According to Sahil Mungar from FNB’s digital banking, last-minute travel bookers should expect to pay a premium, not a discounted rate.
“Fraudsters exploit potential holiday makers by falsely advertising holiday accommodation or timeshares on the internet and social media. Consumers are then deceived to pay upfront in order to secure their bookings. This further gives scammers an opportunity to request ID copies and bank details of their victims, which are then used for identity theft,” Mungar warns.
When consumers become desperate to secure holiday travel and accommodation, they can easily overlook scams due to the pressure, only to find out that they’ve been defrauded when they get to the venue.
Linking into online scams is one of SA’s major pitfalls – cybercrime. Card payments and data sharing within the travel and tourism industry are heavily under scrutiny as cyber-attacks, phishing scams and data breaches become more frequent and sophisticated. According to PCI Security Standards Council General Manager Stephen Orfei, South Africa’s blossoming entrepreneurial landscape has unfortunately seen it become “one of the top ten markets targeted for cyber security weakness”.
The hospitality industry is the second-most targeted of all industries when it comes to cyber crime. In South Africa, this is an issue especially. Andrew Henwood, CEO of SA-based QSA Company Foregenix also told Traveller24 that “the risk is largely due to SA having leapfrog in terms of technology and innovation.” According to Foregenix, “the hospitality is not fully appreciating the value of the data that they’re handling, which means it’s not necessarily secured opening it up to exploitation by criminals”.

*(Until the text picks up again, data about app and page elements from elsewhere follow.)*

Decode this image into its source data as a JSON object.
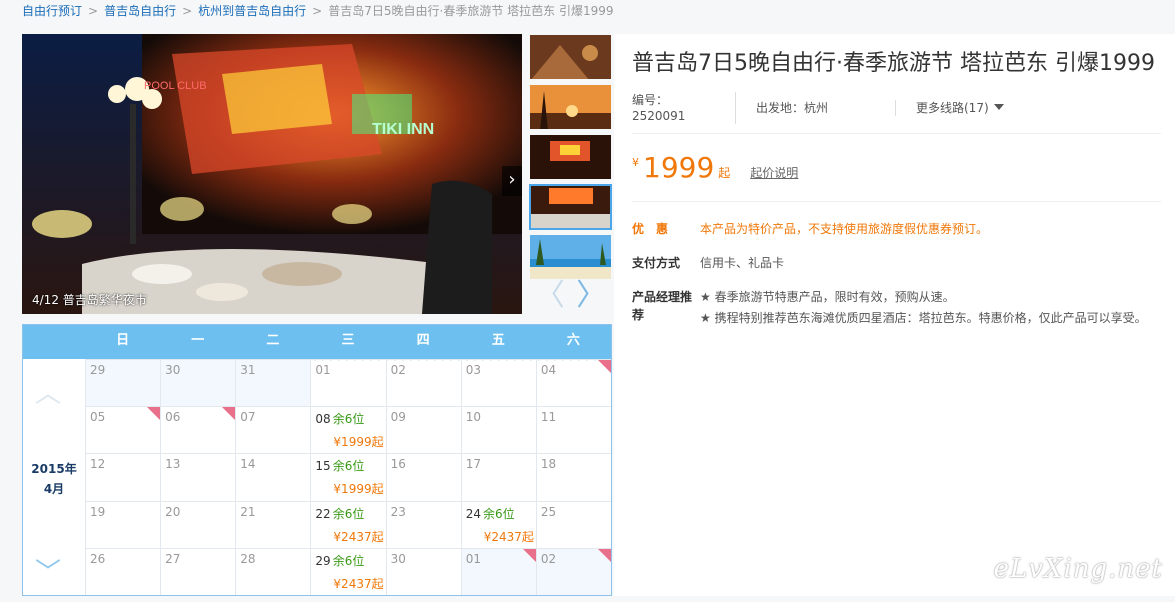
{
  "breadcrumb": {
    "items": [
      "自由行预订",
      "普吉岛自由行",
      "杭州到普吉岛自由行"
    ],
    "separator": ">",
    "current": "普吉岛7日5晚自由行·春季旅游节 塔拉芭东 引爆1999"
  },
  "gallery": {
    "caption": "4/12 普吉岛繁华夜市",
    "next_icon": "›",
    "prev_icon": "‹",
    "thumb_prev_icon": "〈",
    "thumb_next_icon": "〉",
    "photo_sign_1": "POOL CLUB",
    "photo_sign_2": "TIKI INN"
  },
  "calendar": {
    "year_month": "2015年",
    "month": "4月",
    "up_icon": "︿",
    "down_icon": "﹀",
    "weekdays": [
      "日",
      "一",
      "二",
      "三",
      "四",
      "五",
      "六"
    ],
    "cells": [
      {
        "d": "29",
        "other": true
      },
      {
        "d": "30",
        "other": true
      },
      {
        "d": "31",
        "other": true
      },
      {
        "d": "01"
      },
      {
        "d": "02"
      },
      {
        "d": "03"
      },
      {
        "d": "04",
        "flag": true
      },
      {
        "d": "05",
        "flag": true
      },
      {
        "d": "06",
        "flag": true
      },
      {
        "d": "07"
      },
      {
        "d": "08",
        "rem": "余6位",
        "price": "¥1999起"
      },
      {
        "d": "09"
      },
      {
        "d": "10"
      },
      {
        "d": "11"
      },
      {
        "d": "12"
      },
      {
        "d": "13"
      },
      {
        "d": "14"
      },
      {
        "d": "15",
        "rem": "余6位",
        "price": "¥1999起"
      },
      {
        "d": "16"
      },
      {
        "d": "17"
      },
      {
        "d": "18"
      },
      {
        "d": "19"
      },
      {
        "d": "20"
      },
      {
        "d": "21"
      },
      {
        "d": "22",
        "rem": "余6位",
        "price": "¥2437起"
      },
      {
        "d": "23"
      },
      {
        "d": "24",
        "rem": "余6位",
        "price": "¥2437起"
      },
      {
        "d": "25"
      },
      {
        "d": "26"
      },
      {
        "d": "27"
      },
      {
        "d": "28"
      },
      {
        "d": "29",
        "rem": "余6位",
        "price": "¥2437起"
      },
      {
        "d": "30"
      },
      {
        "d": "01",
        "other": true,
        "flag": true
      },
      {
        "d": "02",
        "other": true,
        "flag": true
      }
    ]
  },
  "product": {
    "title": "普吉岛7日5晚自由行·春季旅游节 塔拉芭东 引爆1999",
    "code_label": "编号：2520091",
    "departure_label": "出发地：杭州",
    "more_routes": "更多线路(17)",
    "currency": "¥",
    "price": "1999",
    "price_suffix": "起",
    "price_explain": "起价说明",
    "discount_label": "优　惠",
    "discount_text": "本产品为特价产品，不支持使用旅游度假优惠券预订。",
    "payment_label": "支付方式",
    "payment_text": "信用卡、礼品卡",
    "manager_label": "产品经理推荐",
    "recommend_1": "★ 春季旅游节特惠产品，限时有效，预购从速。",
    "recommend_2": "★ 携程特别推荐芭东海滩优质四星酒店：塔拉芭东。特惠价格，仅此产品可以享受。"
  },
  "watermark": "eLvXing.net",
  "colors": {
    "accent": "#f0780a",
    "link": "#1a6cb8",
    "calendar_header": "#6cbfee",
    "remain": "#3a9a18"
  }
}
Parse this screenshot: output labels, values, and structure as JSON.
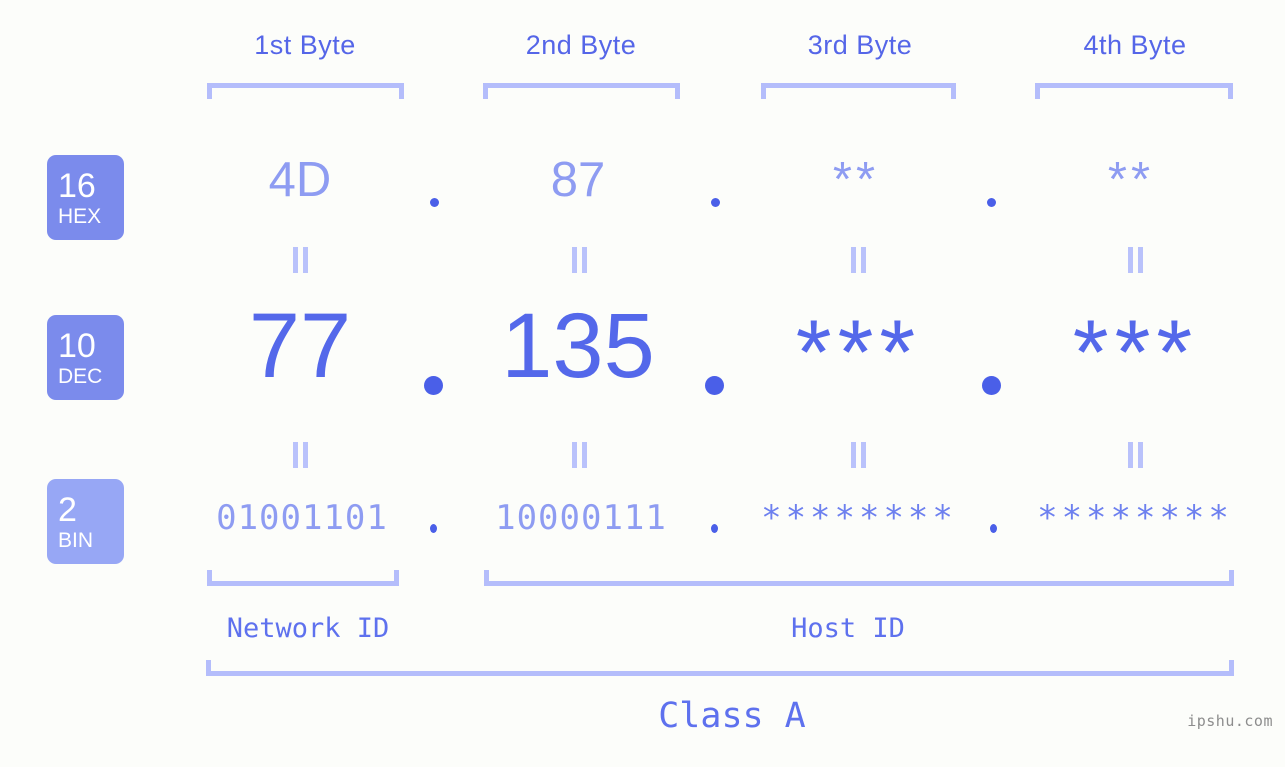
{
  "meta": {
    "background_color": "#fcfdfa",
    "accent_color": "#5468ea",
    "light_accent_color": "#8e9cf2",
    "bracket_color": "#b4bdfb",
    "badge_color": "#7b8bec",
    "badge_color_light": "#97a7f5"
  },
  "byte_headers": [
    {
      "label": "1st Byte"
    },
    {
      "label": "2nd Byte"
    },
    {
      "label": "3rd Byte"
    },
    {
      "label": "4th Byte"
    }
  ],
  "radix_badges": [
    {
      "number": "16",
      "abbr": "HEX"
    },
    {
      "number": "10",
      "abbr": "DEC"
    },
    {
      "number": "2",
      "abbr": "BIN"
    }
  ],
  "rows": {
    "hex": {
      "values": [
        "4D",
        "87",
        "**",
        "**"
      ]
    },
    "dec": {
      "values": [
        "77",
        "135",
        "***",
        "***"
      ]
    },
    "bin": {
      "values": [
        "01001101",
        "10000111",
        "********",
        "********"
      ]
    }
  },
  "separators": {
    "hex": [
      ".",
      ".",
      "."
    ],
    "dec": [
      ".",
      ".",
      "."
    ],
    "bin": [
      ".",
      ".",
      "."
    ]
  },
  "connectors": {
    "symbol": "=",
    "count_per_gap": 4
  },
  "id_sections": [
    {
      "label": "Network ID"
    },
    {
      "label": "Host ID"
    }
  ],
  "class_label": "Class A",
  "watermark": "ipshu.com"
}
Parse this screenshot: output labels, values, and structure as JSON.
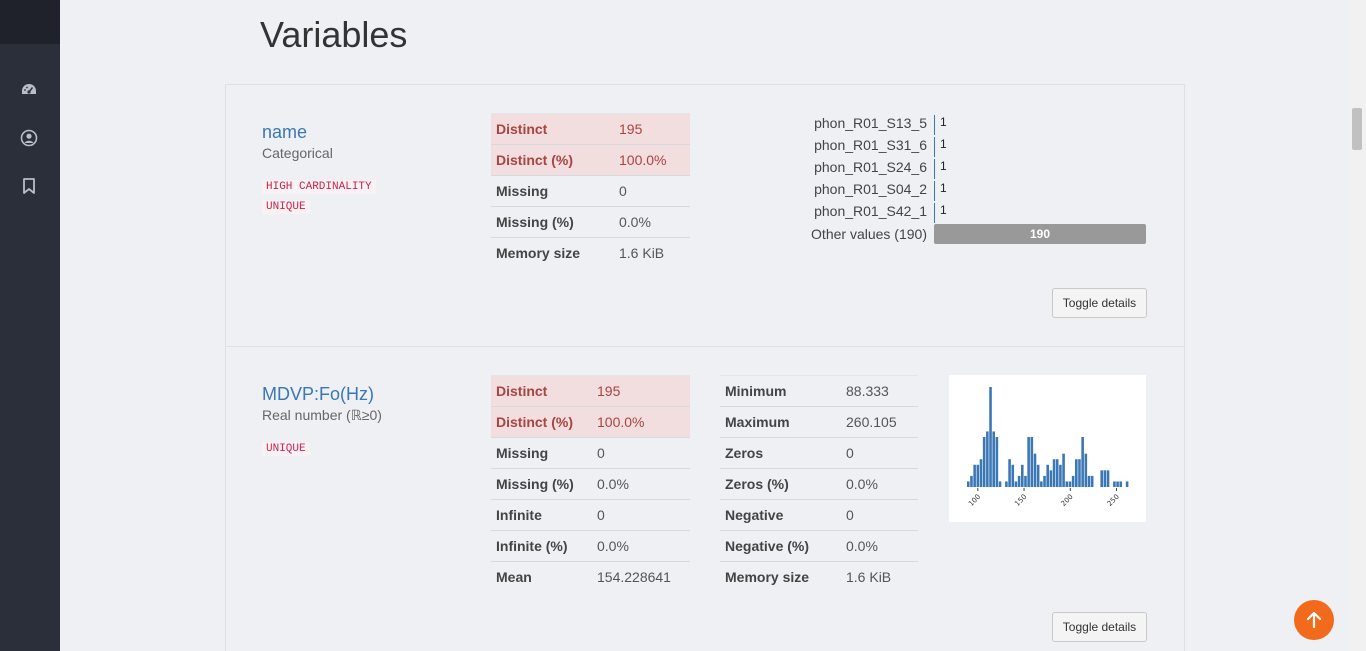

Travellers can protect themselves from cybercrime by reaching out to banks, service providers, online or offline merchants, questioning where your data is shared.
“Watch where your card goes,” Henwood warns. “If you are giving that card information across the phone, ask them what will be done with the data and how long it will be stored.
“Know the risk factors, as most common scams include phishing, have become extremely sophisticated and convincing.”
After three children were intercepted by immigration officers at OR Tambo International Airport on 29 March, SA’s Department of Home Affairs released a statement saying that a “male individual was prevented from departing the country with three children with fraudulently acquired travel documents”.
The DHA warned of an increase in immigration security ahead of Easter, saying that a total of 15 cases of human trafficking have been reported this year alone, including the cases which occurred on 29 March.
According to the Home Affairs minister at the time, speaking at SA’s largest airport hub OR Tambo International Airport, the DHA “will continue to weed out corrupt elements in our Department, in our Government and indeed, in our society precisely because we are of the firm belief that corruption and fraud have no place in our existence”.